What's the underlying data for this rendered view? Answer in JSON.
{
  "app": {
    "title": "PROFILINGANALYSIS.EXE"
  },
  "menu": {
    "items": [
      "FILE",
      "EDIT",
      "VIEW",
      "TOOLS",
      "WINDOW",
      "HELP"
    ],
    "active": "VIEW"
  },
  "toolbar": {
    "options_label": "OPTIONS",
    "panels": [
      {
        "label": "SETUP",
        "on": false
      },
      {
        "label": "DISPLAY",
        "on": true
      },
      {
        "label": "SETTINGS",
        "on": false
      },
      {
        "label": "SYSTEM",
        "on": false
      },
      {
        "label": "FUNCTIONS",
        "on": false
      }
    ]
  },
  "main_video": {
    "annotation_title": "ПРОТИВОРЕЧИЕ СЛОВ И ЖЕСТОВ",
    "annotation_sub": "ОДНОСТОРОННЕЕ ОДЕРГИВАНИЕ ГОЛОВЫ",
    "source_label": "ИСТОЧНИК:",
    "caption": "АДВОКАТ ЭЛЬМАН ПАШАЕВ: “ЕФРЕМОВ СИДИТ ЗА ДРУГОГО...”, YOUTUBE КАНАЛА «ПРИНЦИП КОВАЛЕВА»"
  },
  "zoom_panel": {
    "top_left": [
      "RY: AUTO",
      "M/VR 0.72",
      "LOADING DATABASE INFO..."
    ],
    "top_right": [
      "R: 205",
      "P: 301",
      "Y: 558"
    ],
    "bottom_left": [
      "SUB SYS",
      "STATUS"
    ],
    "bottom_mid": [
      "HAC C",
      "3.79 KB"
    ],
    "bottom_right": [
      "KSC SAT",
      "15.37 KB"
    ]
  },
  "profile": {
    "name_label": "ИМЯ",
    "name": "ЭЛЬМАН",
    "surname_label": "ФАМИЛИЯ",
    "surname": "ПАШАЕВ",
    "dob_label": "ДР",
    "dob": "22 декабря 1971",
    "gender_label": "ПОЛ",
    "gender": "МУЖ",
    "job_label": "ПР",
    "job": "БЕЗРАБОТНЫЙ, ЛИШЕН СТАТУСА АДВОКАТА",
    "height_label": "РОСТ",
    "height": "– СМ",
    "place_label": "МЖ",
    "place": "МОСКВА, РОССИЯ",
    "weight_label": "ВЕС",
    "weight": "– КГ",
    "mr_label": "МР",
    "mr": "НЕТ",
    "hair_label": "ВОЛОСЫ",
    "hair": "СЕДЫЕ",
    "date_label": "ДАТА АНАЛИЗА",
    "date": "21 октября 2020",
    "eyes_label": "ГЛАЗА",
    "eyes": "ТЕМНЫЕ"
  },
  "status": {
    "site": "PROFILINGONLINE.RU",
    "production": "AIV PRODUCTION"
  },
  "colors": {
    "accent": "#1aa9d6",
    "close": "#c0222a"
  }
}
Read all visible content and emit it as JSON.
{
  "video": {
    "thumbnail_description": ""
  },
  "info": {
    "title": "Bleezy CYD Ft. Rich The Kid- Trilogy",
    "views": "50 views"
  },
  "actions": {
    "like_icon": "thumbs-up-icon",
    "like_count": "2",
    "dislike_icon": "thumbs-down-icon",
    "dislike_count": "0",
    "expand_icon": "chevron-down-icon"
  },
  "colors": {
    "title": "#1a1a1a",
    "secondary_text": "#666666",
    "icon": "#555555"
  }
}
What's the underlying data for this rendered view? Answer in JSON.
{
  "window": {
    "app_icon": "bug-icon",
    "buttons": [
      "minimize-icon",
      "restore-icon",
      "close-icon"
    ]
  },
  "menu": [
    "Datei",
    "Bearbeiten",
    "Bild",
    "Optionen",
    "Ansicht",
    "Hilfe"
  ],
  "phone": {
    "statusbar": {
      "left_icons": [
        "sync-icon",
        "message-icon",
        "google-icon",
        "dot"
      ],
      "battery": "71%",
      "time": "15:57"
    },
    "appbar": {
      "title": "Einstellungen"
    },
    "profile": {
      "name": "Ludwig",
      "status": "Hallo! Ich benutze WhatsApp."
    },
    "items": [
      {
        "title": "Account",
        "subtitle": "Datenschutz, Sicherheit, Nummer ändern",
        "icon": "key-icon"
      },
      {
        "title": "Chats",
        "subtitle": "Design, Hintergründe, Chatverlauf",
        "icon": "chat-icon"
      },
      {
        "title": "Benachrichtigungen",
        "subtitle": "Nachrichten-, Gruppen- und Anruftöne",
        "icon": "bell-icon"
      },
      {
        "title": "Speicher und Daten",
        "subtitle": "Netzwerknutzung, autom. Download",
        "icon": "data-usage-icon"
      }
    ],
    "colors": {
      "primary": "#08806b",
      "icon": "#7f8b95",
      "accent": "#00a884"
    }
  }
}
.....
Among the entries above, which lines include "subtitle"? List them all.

▸ Exercise answer
        "subtitle": "Datenschutz, Sicherheit, Nummer ändern",
        "subtitle": "Design, Hintergründe, Chatverlauf",
        "subtitle": "Nachrichten-, Gruppen- und Anruftöne",
        "subtitle": "Netzwerknutzung, autom. Download",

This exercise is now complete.